Seattle, nestled between ocean and snow-capped mountains, has been dubbed the “Emerald City” for its progressive environmental policies. However, low-income and minority neighborhoods in Seattle are exposed to higher rates of air and water pollution and have less access to parks, green space, and fresh food, factors which contribute to decreased health and quality of life.

...low-income and minority neighborhoods in Seattle are exposed to higher rates of air and water pollution and have less access to parks, green space, and fresh food, factors which contribute to decreased health and quality of life. 

This past spring, the city’s mayor announced an initiative to increase the representation of people of color in environmental leadership and decision-making in order to achieve more equitable policies. This made Seattle an ideal location for me to spend the past summer conducting research for a senior Social Studies thesis on community representation in urban environmental policy.
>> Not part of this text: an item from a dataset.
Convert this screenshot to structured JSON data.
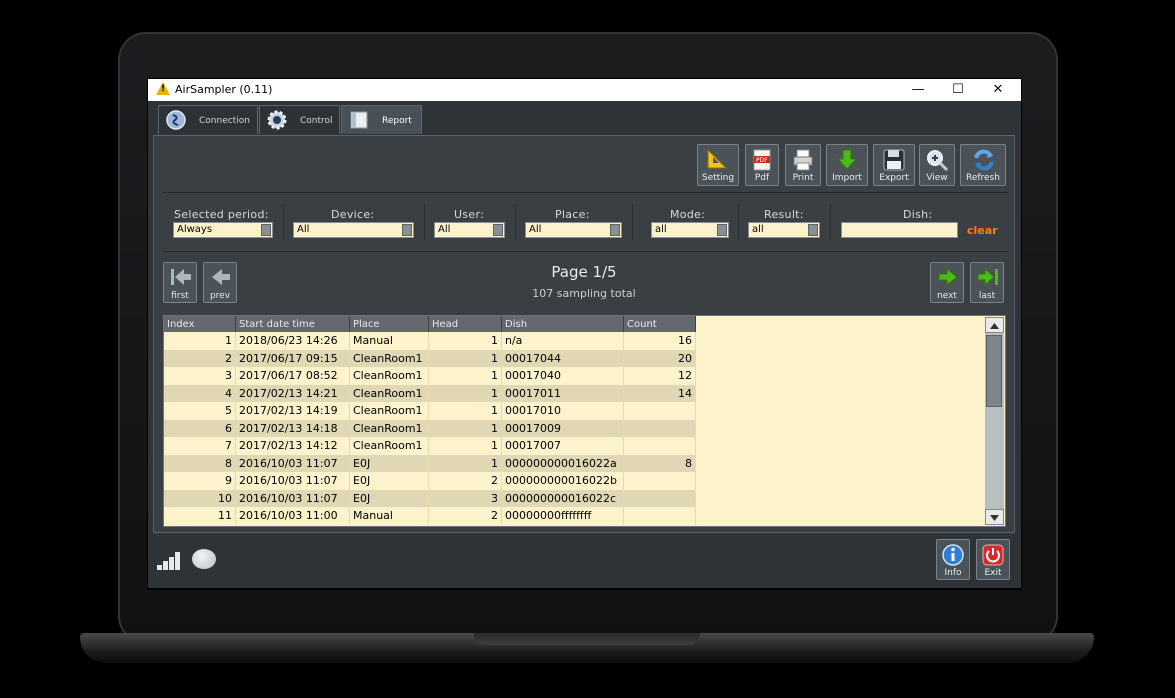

My project involved interviewing the leaders of local environmental organizations and city officials involved in environmental projects. I was interested in how effectively communities and the city were working together to create environmental change that benefited all residents. I aimed to identify whether there were differences across neighborhoods of varying race and class in the amount of money they received to carry out projects, the extent of their connections to those in power and the effectiveness of government outreach programs at addressing the needs of their residents.

The neighborhood leaders I spoke to were working to address a variety of environmental problems. These ranged from building parks along the bank of a SuperFund site currently undergoing remediation to ensuring that community gardens offered culturally-appropriate vegetables to immigrant communities. When the City attempted to sell a parcel of land in an underserved neighborhood, citizens turned out in force to contest the loss of green space and the lack of citizen input in the decision. The Mayor upheld his commitment to community-directed policies and canceled the deal, demonstrating the real impact that citizen voices could have in directing city actions.

...the conversations I had with city and local leaders revealed that the environment was not just about being green. They considered sustainability to be intricately tied to other social issues.


However, the conversations I had with city and local leaders revealed that the environment was not just about being green. They considered sustainability to be intricately tied to other social issues. Expanding public transportation, while it would reduce emissions, would also raise housing prices and lead to displacement. Similarly, preserving urban forests reduced available land for housing the homeless and constructing “green” buildings exacerbated joblessness when local residents were excluded from hire. These concerns demonstrated the complex balance between environment, economic, and social goals that a sustainable city strives for.

These concerns demonstrated the complex balance between environment, economic, and social goals that a sustainable city strives for.

My research experience in Seattle offered me a glimpse of the potential that cities have to address impending environmental challenges, and of the responsibility that city residents and officials feel to making sure that the “green” city is not also the exclusive city.

My research experience in Seattle offered me a glimpse of the potential that cities have to address impending environmental challenges, and of the responsibility that city residents and officials feel to making sure that the “green” city is not also the exclusive city.